House Votes to Make Student Loans Much More Affordable

Jan 18, 2007
Press Release

Washington, D.C. – Yesterday, Congresswoman Carolyn B. Maloney (D-Manhattan, Queens) voiced her strong support for H.R. 5, The College Student Relief Act, which will cut federal student loan interest rates in half over the next five years.  Maloney voted to approve the measure, which passed the House of Representatives by a vote of 356 - 71. 

H.R. 5 will save New Yorkers who start school this year an average of $2,360 over the life of their federal student loans.  New Yorkers who start school in 2011, when H.R. 5's interest rate cuts would be fully phased in, would save an average of $4,570.

“This bill will help thousands of New York families cope with skyrocketing college costs,” said Rep. Maloney.  “In the first few days of this Congress, we’ve already done more to expand access to higher education than the Republicans did in the last six years.”

“High costs are the #1 reason students drop out of college or fail to go at all,” Maloney added.  “Giving our students a break is good for families and it’s good for our economy, too.”

In July 2006, the GOP-controlled Congress raised interest rates on federal student loans to their highest point in 16 years, from 5.3% to 6.8% --costing the average college graduate $2,500 more in interest payments.  The bill approved today not only reverses this increase, it cuts student loan rates even further, to 3.4% by 2011.

Last September, Rep. Maloney, Rep. Anthony Weiner and five of their House colleagues released a report showing that the average annual cost of attending SUNY and CUNY schools increased more than 30% between 2001 and 2006, from $3,766 to $4,895 per year.

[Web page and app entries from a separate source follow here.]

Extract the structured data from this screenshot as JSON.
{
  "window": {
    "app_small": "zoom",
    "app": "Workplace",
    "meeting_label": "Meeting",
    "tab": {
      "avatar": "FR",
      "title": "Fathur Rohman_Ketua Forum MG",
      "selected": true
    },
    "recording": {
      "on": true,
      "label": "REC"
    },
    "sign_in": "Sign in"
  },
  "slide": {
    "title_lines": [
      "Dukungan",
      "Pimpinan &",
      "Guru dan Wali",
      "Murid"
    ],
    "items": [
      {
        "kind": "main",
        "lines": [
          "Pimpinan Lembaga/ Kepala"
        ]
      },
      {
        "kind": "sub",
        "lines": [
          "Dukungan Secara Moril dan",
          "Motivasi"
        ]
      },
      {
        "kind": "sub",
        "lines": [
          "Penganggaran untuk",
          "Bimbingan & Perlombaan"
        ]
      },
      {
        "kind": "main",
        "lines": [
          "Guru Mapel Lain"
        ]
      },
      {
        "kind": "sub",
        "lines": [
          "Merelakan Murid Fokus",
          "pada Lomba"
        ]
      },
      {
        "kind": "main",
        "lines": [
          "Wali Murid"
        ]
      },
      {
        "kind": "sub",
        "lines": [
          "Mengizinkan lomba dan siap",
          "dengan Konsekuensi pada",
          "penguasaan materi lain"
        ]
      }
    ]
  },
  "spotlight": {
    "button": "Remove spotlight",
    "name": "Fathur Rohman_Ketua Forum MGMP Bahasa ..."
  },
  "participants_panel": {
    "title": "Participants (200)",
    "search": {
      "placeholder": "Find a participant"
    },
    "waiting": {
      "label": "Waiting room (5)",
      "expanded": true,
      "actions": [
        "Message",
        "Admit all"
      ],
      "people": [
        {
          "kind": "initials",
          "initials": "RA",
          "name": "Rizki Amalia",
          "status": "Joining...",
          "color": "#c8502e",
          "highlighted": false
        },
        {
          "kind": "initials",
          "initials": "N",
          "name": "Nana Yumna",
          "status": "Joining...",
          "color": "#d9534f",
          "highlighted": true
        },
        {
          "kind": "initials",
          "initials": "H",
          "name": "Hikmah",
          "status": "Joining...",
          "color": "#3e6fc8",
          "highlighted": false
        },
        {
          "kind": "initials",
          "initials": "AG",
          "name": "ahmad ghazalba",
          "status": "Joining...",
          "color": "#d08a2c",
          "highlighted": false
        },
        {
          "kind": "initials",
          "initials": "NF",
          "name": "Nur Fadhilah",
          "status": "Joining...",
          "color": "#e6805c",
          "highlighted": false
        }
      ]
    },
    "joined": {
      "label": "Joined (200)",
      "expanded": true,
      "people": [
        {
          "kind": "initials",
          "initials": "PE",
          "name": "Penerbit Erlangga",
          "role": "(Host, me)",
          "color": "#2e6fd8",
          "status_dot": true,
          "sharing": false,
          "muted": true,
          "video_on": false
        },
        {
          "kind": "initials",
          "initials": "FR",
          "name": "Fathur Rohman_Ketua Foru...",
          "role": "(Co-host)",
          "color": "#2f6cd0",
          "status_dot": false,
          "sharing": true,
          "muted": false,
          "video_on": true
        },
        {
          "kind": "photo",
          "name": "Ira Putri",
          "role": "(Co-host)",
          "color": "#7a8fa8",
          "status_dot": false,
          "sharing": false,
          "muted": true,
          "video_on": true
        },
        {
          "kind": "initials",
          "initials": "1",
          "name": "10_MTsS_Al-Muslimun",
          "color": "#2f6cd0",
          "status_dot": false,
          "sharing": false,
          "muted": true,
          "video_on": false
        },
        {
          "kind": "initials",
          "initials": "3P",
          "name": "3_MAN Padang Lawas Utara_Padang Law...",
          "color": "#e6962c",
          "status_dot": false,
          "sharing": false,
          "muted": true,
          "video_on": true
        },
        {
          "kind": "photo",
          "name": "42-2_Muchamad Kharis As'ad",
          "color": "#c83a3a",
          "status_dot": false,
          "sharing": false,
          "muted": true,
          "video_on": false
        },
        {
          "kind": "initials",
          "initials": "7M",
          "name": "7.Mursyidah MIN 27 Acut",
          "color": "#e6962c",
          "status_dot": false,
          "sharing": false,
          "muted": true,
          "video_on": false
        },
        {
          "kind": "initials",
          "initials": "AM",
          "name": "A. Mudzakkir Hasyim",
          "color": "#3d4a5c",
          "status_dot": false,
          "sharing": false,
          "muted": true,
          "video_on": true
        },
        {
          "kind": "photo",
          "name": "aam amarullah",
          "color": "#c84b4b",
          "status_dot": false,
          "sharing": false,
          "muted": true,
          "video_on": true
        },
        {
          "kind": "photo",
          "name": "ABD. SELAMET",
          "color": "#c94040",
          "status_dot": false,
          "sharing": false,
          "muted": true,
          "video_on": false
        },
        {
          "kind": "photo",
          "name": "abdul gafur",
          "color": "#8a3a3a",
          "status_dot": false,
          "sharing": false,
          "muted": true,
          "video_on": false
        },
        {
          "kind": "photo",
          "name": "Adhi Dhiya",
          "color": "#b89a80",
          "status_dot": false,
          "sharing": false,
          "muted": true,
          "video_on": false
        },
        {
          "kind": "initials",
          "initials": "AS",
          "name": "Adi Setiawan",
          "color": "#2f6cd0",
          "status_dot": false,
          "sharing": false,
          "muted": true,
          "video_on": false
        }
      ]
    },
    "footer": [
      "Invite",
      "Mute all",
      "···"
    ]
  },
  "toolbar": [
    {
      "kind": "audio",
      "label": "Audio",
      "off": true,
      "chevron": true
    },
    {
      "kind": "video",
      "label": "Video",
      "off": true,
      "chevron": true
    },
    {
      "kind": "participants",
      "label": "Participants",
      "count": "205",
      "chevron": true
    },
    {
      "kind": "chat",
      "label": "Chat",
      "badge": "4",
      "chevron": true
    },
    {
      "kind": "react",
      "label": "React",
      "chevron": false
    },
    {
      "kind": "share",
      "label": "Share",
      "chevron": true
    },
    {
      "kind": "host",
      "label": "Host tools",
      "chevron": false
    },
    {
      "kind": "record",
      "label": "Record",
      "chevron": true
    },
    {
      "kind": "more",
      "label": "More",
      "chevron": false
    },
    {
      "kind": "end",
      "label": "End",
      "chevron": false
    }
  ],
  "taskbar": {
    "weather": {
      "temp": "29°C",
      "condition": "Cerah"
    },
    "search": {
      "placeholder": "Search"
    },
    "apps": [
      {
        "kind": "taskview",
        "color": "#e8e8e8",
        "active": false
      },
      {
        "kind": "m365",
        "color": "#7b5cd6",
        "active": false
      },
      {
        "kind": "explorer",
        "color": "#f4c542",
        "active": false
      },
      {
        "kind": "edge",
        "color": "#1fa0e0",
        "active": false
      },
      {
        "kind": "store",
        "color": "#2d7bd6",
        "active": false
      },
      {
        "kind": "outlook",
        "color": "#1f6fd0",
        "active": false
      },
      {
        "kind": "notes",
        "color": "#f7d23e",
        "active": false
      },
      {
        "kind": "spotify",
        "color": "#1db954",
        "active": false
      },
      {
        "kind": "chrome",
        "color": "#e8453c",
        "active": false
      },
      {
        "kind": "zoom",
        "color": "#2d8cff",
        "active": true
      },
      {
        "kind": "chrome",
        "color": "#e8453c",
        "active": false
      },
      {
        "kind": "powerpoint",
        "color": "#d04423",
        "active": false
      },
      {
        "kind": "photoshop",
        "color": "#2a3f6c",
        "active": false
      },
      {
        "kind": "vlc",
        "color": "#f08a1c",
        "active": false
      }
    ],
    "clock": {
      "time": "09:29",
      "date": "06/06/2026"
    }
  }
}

Yesterday afternoon, Rep. Maloney spoke on the House Floor in support of H.R. 5.  The full text of Maloney’s remarks follows:

Madam Speaker, I rise in support of H.R. 5, the College Student Relief Act of 2007.

This bill will help make college more affordable and accessible by cutting the interest rates in half on certain subsidized student loans over the next five years.
Studies show the #1 reason students fail to attend college, or are forced to drop out of college prior to graduation, is cost.

In recent years, tuition and fees have skyrocketed across our country, making college less affordable and making it ever more difficult for families to send their children to college.

Since the 2000-2001 school year, tuition and fees at public universities have increased by an astounding 41 percent after inflation and by 17 percent at private universities.

Compounding this problem is that interest rates on student loans have also increased.  Over the last five years, the interest rate on students loans have increased by almost 2 percentage points.

In July of last year I released a report with several of my New York Colleagues on the impact of the growing cost of college on New York City residents.

This study is available on my website,, and it showed that when the interest rates on federal Stafford Loans were raised in July, to the highest point in 16 years, from 5.3% to 6.8%. It will cost the average college graduate attending a New York City or State College $2,500 more in interest payments.

The report also showed that an average graduate in New York State leaves college $17,594 in debt.  Under today's bill, that same student would save $5,662 in interest payments over the life of his or her loans.

Overall, when this bill goes into effect, it will save money for 5.5 million students across the country, while still meeting our pay-as-you-go requirements.

I commend Speaker Pelosi and Chairman George Miller for bringing this bill before us today and I urge all of my colleagues to give our nation's students a break and cut the cost of their tuition.